30 May 2022
Open Problems in Decentralized Computation
at Eurocrypt 2022
Workshop on Open Cryptographic Problems in
Decentralized Blockchain Applications rely on a variety of different cryptographic primitives and protocols that directly affect both security and efficiency. Improving these tools is not only of academic interest, but also impacts the security of millions of users. These applications relies on advanced frontier crypto schemes in order to tackle the harsh requirements of scalability and performance that haunt the most popular decentralised systems.
This workshop brings the most interesting and challenging open cryptographic questions that Ethereum, Filecoin and other blockchain systems face, to the attention of academia. We will cover a large spectrum of research topics, such as vector commitments, SNARKs, shuffles, authenticated data structures and more. We will start the day with an update on to the problems discussed at last year's workshop.
Monday May 30
Clarion Congress Hotel, Trondheim
Each session starts with a talk (approx 15 minutes long), which introduces the problem, a tentative solution, and open questions. It is followed by a working group. Sessions are independent i.e. one is not required to understand another.
To participate, register to Eurocrypt 2022 with the option "In-person workshop attendance" and select “Cryptographic Frontier” as your affiliated event for Monday, May 30th.
Registration 9:30 - 10:00 AM
10:00 - 10:15
Welcome and Intro
Break 10:45 - 11:00
11:00 - 12:00
This session will discuss open problems related to two topics:
Space-Time Trade-Offs for Vector Commitments. Vector commitments are designed to enable fast and efficient verification of short opening proofs for values in some committed vector. While we care about the verifier's time and space, what can be done for the prover?
Break 12:00 - 12:30
12:30 - 13:00
When people do not trust each other, can they shuffle a set if everyone shuffles only a few? How can a VDF and a Feistel cipher be involved in it? Is it crucial to pre-commit to your shuffle before the run? A number of open questions are exposed in a hot Ethereum 2.0 problem.
See Sam shuffling? said Sarah. Secure shuffles seem so straightforward. Sadly, stubborn scholars still study shuffles. Safe shuffle should supercede secure shuffles, so should semiconfident sailors swim shuffled? Serene studies show secure shuffles so sexy. Stop singing swinging, start securing shuffles!
Lunch 13:00 - 14:30
14:30 - 15:30
Thomas Piellard, "SNARKs on any field"
SNARKs involve many polynomial arithmetic operations that are best implemented using Fast Fourier Transfroms (FFTs). These operations take place in the subgroup of some pairing-friendly elliptic curve.
We will continue our exploration on more efficient SNARKs with discussions on the implementation challenges to construct SNARKS over any field.
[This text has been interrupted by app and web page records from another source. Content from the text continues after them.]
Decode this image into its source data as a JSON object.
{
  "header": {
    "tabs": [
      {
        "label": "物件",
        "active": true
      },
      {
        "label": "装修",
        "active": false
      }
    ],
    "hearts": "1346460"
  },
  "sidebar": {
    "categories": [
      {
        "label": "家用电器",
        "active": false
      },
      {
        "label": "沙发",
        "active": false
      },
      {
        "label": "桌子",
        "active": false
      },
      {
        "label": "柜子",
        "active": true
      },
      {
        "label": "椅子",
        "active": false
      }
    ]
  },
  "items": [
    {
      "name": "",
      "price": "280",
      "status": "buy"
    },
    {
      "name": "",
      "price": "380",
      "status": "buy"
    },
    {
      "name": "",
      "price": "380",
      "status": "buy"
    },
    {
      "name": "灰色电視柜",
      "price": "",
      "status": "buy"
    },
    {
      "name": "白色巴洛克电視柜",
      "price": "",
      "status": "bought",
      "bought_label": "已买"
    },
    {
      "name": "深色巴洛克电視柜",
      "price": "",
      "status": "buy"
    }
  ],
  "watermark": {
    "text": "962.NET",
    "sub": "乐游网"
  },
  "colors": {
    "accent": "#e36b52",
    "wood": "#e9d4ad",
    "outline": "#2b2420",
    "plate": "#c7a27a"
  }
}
Omer Shlomovits, "SNARK hardware acceleration"
We will also discuss ZK Hardware Acceleration: Real-world Zero-Knowledge (ZK) systems open up a fascinating yet complex trade-off space, including prover, verifier, and proof complexity. Most commonly in today’s systems, we encounter computation bottlenecks for prover latency or throughput. As algorithmic improvements are approaching lower bounds, it is time to consider hardware acceleration to meet the needs of concrete applications in web3.
In this talk, we analyze ZK proofs through the lens of hardware engineers. We start by identifying the compute problems underlying ZK systems used in practice. We then discuss different approaches for building ZK HW accelerators and compare GPUs to FPGAs/ASICs.
We move on to describe several acceleration techniques that require specialized hardware and current industry efforts, such as Zprize.
We conclude by presenting open research questions on how to make ZK more hardware friendly.
Break 15:30 - 16:00
16:00 - 16:30
Break 16:30 - 17:00
17:00 - 17:30
Matteo Campanelli (PL)
Rosario Gennaro (PL)
Irene Giacomelli (PL)
Thomas Piellard (ConsenSys)
Dmitry Khovratovich (EF)
Mary Maller (EF)
Anca Nitulescu (PL)
Omer Shlomovits (Ingonyama)